The regulator says 177 firms have the permissions required to be a Sipp operator, of which 174 are believed to be open to new business. But the FCA admits it does not have a record of the number of active or live Sipp investors.
Kingston says: “The implication is that those nine firms that failed capital adequacy rules in 2014, have no chance of passing the new requirements in 2016. That’s quite shocking.
“The fact that the FCA doesn’t have a record of the number of active Sipp investors makes me question whether the regulator understands the full size of the Sipp market.
“It probably is the 80/20 rule – where the majority of business is with the firms they are aware of – but that still leaves a lot of consumers in firms they have no understanding of.”
Stefan Fura, director, Furnley House
The exit of Suffolk Life from the acquisition market brings into focus the importance of the due diligence process. You have to be responsible and ensure you’re looking under the bonnet because cost isn’t everything, sustainability is also important. Brings an extra layer of requirements for advisers but reinforces the benefits of taking advice, we’re well placed to help clients navigate what could be a bit of minefield.
The news that Suffolk Life has stopped actively seeking new acquisitions of books of Sipp business is in itself not a huge surprise. The reason it gives for the move should not be either – concerns about the quality of the business available.
There are very few examples of a book of Sipp business being sold and the acquirer then demonstrating that it has been able to run the new book profitably. In 2004 Capita acquired over 20,000 Sipps – the old PPML business – and within 10 years announced it was closing its Sipp operation. And of course Suffolk Life was itself acquired by Legal & General in 2008 at what most commentators saw as a pre-recession premium price.
There have also been a series of smaller “deals” over the last few years with Curtis Banks and Mattioli Woods being the two main protagonists. James Hay have also showed their hand with the purchase of the remnants of the PPML book from Capita and more recently the acquisition of the Towry Law book. Add Dentons and Xafinity and you have just about exhausted the list of companies apparently with an appetite for acquisition.

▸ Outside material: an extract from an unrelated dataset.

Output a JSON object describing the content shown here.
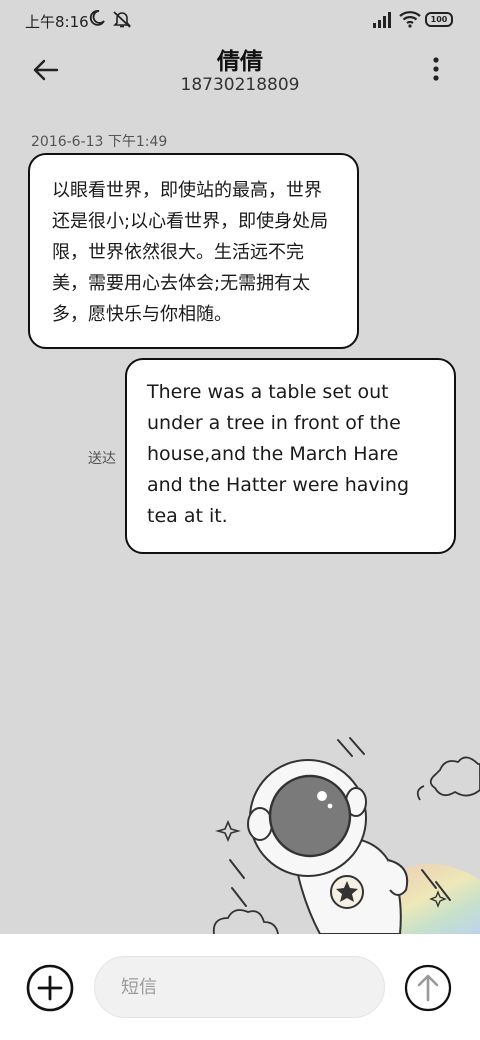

Consolidating Sipp books can be fraught with problems. Apart from the obvious risks associated with toxic assets – deep dive due diligence is essential with these deals – there are all the other risks common with acquisitions. Incompatible operating systems can often be a barrier – moving Sipps between platforms or in some cases inheriting paper files can drain resource and increase costs.
Often a lot of the “value” of businesses resides with the knowledge of the key people, particularly with smaller Sipp businesses that have specialised in certain areas, such as commercial property. Securing those people as part of the deal process can be key – and expensive – and clearly the location of the vendor’s business can be a big factor in cost containment.
There continues to be a lot of talk of further consolidation in the run up to the new capital requirements for Sipp operators that kick in next year. The FCA’s recent clarification on some of the detail of these requirements is welcome but it doesn’t get away from the fact that some Sipp businesses simply won’t be able to raise the capital necessary. That could spark a further wave of consolidation activity but with limited demand it looks to be a buyers market.
Sipps have always had a reputation for being “sticky” – a Sipp is for life in most cases, particularly following the new retirement freedoms. That means that valuing Sipp books is akin to valuing an annuity stream of fee income – discounted by the degree of risk. And there lies the issue.
The jury is out on whether a strategy built around acquiring books of Sipp business will prove more profitable and sustainable than organic growth. That’s why it’s possible the Suffolk Life move is sensible. Too many advisers and clients have seen service levels drop off alarmingly after a Sipp business has been acquired. That reputational damage is probably the biggest risk of all.
John Moret is principal at MoretoSIPPs